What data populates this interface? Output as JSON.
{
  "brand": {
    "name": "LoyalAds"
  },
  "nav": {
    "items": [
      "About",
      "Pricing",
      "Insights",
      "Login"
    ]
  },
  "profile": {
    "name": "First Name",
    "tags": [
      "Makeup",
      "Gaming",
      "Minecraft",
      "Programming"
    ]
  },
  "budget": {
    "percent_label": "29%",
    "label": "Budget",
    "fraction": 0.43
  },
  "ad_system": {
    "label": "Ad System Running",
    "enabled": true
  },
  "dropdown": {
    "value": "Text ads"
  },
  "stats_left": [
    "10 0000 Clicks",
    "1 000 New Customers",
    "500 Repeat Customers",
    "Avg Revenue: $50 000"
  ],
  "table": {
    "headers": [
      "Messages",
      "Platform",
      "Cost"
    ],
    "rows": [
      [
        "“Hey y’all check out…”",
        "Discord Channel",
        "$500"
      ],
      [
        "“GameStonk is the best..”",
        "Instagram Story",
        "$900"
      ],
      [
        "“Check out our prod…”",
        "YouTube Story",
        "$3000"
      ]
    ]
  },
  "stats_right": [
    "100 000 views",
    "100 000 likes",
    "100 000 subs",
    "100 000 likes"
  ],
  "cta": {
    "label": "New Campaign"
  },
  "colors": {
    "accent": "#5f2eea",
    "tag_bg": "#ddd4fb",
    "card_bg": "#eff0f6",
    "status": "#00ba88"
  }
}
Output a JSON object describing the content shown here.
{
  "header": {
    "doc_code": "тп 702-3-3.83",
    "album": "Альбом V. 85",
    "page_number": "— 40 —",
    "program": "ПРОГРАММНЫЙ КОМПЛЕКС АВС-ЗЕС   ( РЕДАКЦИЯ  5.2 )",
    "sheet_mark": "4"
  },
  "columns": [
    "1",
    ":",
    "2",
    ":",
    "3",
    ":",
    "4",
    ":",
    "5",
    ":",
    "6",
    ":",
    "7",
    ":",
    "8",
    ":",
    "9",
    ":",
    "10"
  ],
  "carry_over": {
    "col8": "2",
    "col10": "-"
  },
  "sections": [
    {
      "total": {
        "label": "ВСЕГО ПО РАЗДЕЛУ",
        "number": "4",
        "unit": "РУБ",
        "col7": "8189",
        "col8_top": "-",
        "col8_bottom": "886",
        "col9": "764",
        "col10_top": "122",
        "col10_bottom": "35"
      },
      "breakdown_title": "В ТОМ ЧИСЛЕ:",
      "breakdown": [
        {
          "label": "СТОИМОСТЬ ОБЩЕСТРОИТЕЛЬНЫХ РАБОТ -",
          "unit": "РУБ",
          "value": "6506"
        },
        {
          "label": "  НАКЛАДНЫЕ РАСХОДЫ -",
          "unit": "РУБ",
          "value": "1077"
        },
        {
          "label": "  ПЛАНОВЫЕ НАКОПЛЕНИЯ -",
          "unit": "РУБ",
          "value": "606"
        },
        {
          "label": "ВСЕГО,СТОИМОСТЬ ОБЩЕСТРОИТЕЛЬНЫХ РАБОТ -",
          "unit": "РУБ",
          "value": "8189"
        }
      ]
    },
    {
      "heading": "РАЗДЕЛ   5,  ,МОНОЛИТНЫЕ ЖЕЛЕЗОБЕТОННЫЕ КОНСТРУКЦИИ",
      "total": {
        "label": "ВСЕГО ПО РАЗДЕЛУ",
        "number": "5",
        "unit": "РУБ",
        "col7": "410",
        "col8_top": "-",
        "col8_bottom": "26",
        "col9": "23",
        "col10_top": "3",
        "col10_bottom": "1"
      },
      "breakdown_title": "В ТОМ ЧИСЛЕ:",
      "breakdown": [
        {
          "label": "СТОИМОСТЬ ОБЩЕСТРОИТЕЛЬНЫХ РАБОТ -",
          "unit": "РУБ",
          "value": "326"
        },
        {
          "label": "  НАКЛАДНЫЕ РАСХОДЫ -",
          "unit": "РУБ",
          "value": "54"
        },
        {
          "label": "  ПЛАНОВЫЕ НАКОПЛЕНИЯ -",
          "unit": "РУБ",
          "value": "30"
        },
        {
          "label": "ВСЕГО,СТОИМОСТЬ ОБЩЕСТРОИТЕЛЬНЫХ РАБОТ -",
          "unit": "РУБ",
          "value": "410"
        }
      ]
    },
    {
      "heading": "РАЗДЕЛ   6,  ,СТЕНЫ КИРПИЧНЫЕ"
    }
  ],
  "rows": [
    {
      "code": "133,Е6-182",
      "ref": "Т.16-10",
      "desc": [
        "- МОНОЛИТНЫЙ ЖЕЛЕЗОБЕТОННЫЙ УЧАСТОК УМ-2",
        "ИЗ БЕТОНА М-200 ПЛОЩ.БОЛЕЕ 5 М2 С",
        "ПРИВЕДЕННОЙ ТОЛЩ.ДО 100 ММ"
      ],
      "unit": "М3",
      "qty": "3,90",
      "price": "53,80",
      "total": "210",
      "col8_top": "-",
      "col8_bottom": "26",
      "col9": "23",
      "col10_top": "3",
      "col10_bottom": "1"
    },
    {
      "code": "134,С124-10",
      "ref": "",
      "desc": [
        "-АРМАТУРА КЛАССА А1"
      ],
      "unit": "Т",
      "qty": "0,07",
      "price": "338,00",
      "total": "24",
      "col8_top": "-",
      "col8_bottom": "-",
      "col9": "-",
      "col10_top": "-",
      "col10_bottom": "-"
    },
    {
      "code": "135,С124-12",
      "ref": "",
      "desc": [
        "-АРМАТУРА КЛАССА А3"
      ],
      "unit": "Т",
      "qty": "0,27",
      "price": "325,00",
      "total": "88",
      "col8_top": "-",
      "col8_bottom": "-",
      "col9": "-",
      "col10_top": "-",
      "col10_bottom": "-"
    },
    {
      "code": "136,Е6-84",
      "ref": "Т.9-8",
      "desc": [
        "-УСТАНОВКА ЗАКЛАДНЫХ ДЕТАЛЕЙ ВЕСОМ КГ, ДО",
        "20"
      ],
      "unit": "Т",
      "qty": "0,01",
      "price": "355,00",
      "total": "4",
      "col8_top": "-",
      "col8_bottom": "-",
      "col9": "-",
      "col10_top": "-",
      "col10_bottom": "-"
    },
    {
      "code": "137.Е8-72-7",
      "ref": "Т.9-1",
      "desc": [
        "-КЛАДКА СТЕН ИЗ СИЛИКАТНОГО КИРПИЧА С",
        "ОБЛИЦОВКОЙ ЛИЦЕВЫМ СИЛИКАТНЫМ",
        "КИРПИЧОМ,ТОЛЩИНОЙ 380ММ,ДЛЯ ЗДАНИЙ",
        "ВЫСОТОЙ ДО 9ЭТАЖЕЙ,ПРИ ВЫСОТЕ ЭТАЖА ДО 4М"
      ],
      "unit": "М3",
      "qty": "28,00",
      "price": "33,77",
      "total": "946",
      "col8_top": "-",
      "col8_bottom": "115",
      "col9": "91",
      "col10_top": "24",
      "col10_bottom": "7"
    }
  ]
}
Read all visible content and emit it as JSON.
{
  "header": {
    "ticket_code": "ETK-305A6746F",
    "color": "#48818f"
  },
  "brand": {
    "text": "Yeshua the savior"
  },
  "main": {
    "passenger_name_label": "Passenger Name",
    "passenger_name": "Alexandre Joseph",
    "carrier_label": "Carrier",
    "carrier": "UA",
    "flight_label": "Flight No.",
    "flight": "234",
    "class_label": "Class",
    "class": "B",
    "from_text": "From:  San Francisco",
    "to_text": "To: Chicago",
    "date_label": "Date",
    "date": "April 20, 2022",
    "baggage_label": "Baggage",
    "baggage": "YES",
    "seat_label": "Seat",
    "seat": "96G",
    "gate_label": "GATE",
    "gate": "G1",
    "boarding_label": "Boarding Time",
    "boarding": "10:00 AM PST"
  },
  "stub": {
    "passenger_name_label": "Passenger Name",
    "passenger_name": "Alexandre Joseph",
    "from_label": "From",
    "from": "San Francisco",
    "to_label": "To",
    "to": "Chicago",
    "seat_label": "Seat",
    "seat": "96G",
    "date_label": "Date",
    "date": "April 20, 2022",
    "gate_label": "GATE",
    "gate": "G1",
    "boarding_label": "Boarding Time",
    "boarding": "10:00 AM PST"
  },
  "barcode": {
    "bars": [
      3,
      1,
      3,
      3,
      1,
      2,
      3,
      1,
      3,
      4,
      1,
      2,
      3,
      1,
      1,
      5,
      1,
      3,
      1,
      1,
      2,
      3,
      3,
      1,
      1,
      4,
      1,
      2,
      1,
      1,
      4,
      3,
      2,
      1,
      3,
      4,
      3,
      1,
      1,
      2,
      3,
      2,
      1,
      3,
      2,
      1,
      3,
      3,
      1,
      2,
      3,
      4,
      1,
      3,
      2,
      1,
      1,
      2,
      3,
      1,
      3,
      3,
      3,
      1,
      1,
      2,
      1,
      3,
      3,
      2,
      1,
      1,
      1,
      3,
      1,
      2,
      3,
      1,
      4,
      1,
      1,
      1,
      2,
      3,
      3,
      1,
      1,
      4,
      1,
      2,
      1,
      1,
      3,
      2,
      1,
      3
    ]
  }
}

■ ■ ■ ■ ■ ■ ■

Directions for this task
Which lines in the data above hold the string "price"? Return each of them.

Output for this task
      "price": "53,80",
      "price": "338,00",
      "price": "325,00",
      "price": "355,00",
      "price": "33,77",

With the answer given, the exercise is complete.